[Work to be completed] The expected answer is every line of the material that contains the word "into".

[Data for this task]
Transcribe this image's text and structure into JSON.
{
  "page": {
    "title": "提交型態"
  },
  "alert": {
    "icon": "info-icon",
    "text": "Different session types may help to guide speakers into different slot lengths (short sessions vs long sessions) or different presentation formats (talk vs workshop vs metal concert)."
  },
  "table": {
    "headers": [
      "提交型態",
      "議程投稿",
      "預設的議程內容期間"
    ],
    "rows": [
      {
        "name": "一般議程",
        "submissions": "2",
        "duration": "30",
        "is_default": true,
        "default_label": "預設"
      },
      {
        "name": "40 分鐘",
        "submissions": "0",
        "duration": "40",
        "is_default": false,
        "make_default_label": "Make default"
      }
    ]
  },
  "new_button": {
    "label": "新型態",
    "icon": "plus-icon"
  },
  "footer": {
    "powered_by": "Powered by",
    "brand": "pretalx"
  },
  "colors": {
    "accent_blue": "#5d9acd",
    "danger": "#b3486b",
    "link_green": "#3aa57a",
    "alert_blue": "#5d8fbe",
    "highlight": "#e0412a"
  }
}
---
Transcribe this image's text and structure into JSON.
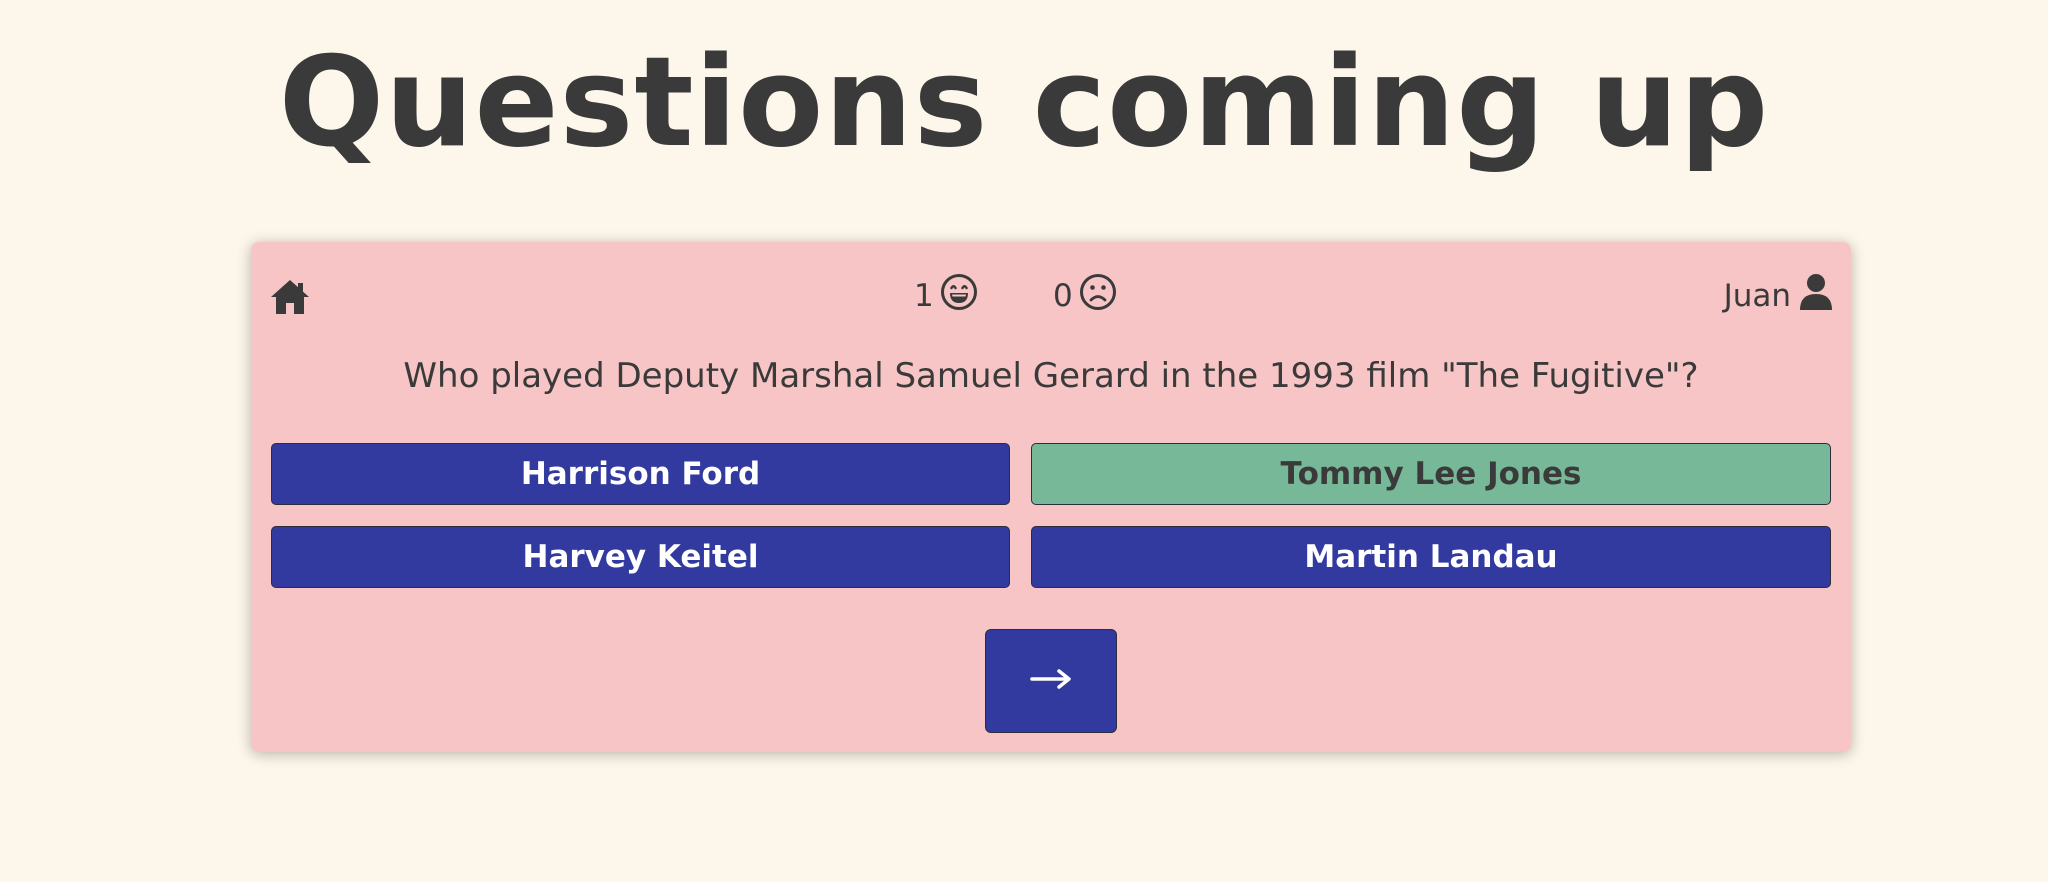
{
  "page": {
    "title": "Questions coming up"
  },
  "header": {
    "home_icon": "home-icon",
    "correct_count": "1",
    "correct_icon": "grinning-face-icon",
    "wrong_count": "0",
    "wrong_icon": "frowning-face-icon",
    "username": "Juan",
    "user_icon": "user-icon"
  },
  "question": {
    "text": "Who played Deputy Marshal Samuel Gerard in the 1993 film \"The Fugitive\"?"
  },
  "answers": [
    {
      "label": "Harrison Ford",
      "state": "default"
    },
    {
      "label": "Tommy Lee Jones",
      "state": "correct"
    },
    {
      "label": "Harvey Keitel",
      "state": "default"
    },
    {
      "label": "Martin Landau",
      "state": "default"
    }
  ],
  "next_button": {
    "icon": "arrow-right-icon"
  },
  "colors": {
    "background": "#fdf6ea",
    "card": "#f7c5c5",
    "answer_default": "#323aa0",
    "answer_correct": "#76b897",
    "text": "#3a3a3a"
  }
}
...
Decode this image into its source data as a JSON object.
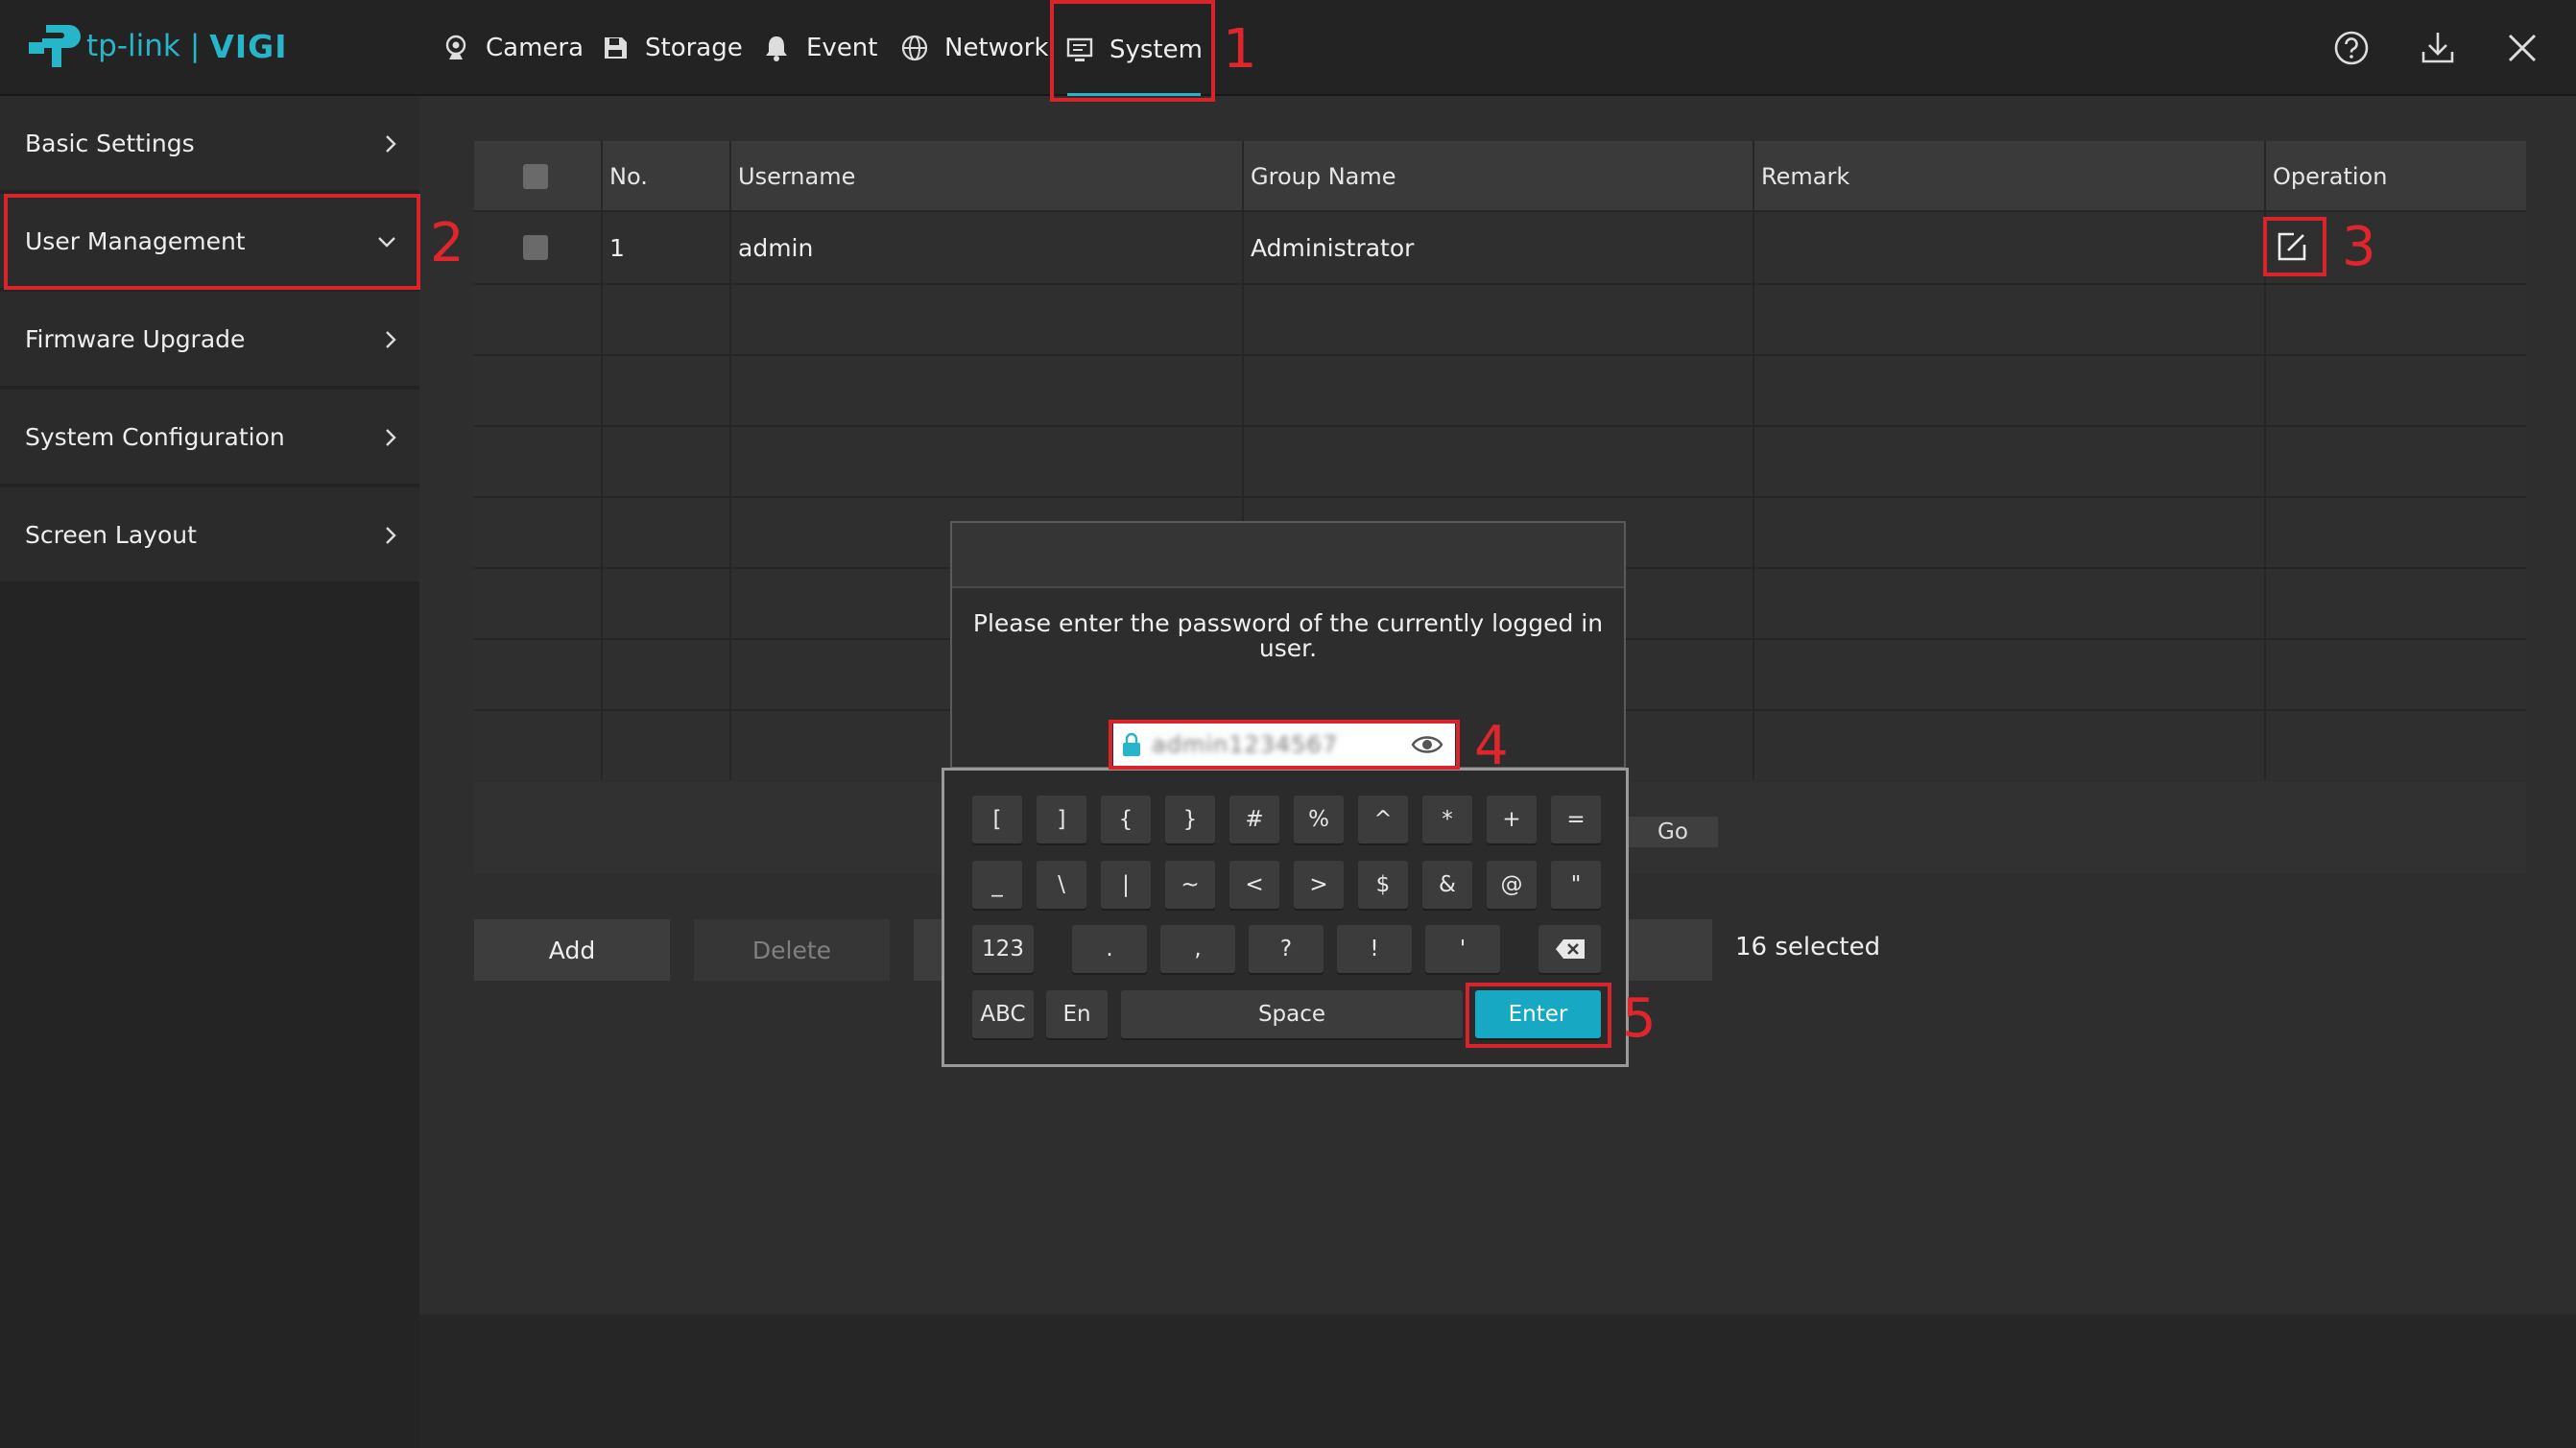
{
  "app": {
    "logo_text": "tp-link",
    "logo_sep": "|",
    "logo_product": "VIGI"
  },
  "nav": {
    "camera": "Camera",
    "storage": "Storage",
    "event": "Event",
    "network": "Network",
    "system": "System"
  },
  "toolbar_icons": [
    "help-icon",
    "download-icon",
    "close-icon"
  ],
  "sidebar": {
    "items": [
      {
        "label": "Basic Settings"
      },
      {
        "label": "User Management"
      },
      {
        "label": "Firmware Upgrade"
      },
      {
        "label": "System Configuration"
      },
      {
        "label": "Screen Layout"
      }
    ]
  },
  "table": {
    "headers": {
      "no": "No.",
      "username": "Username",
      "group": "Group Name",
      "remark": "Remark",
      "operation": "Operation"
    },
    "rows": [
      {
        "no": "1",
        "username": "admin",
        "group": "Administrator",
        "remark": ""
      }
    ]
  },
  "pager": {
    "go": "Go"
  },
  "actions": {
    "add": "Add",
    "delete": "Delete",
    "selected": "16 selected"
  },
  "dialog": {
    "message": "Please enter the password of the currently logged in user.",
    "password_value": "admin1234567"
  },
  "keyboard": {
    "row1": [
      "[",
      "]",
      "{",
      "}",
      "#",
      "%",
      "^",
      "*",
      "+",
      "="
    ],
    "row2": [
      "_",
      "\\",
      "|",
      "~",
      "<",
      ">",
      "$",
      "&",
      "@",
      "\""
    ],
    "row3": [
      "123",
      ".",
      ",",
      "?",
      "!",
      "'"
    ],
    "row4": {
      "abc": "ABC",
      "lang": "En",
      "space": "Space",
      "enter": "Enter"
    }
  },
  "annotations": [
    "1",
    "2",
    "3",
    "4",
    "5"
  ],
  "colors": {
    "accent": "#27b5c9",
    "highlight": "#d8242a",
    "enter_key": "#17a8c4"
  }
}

[Solution to the problem]
Transcribe this image's text and structure into JSON.
    "text": "Different session types may help to guide speakers into different slot lengths (short sessions vs long sessions) or different presentation formats (talk vs workshop vs metal concert)."
Transcribe this image's text and structure into JSON.
Decode this image into its source data as a JSON object.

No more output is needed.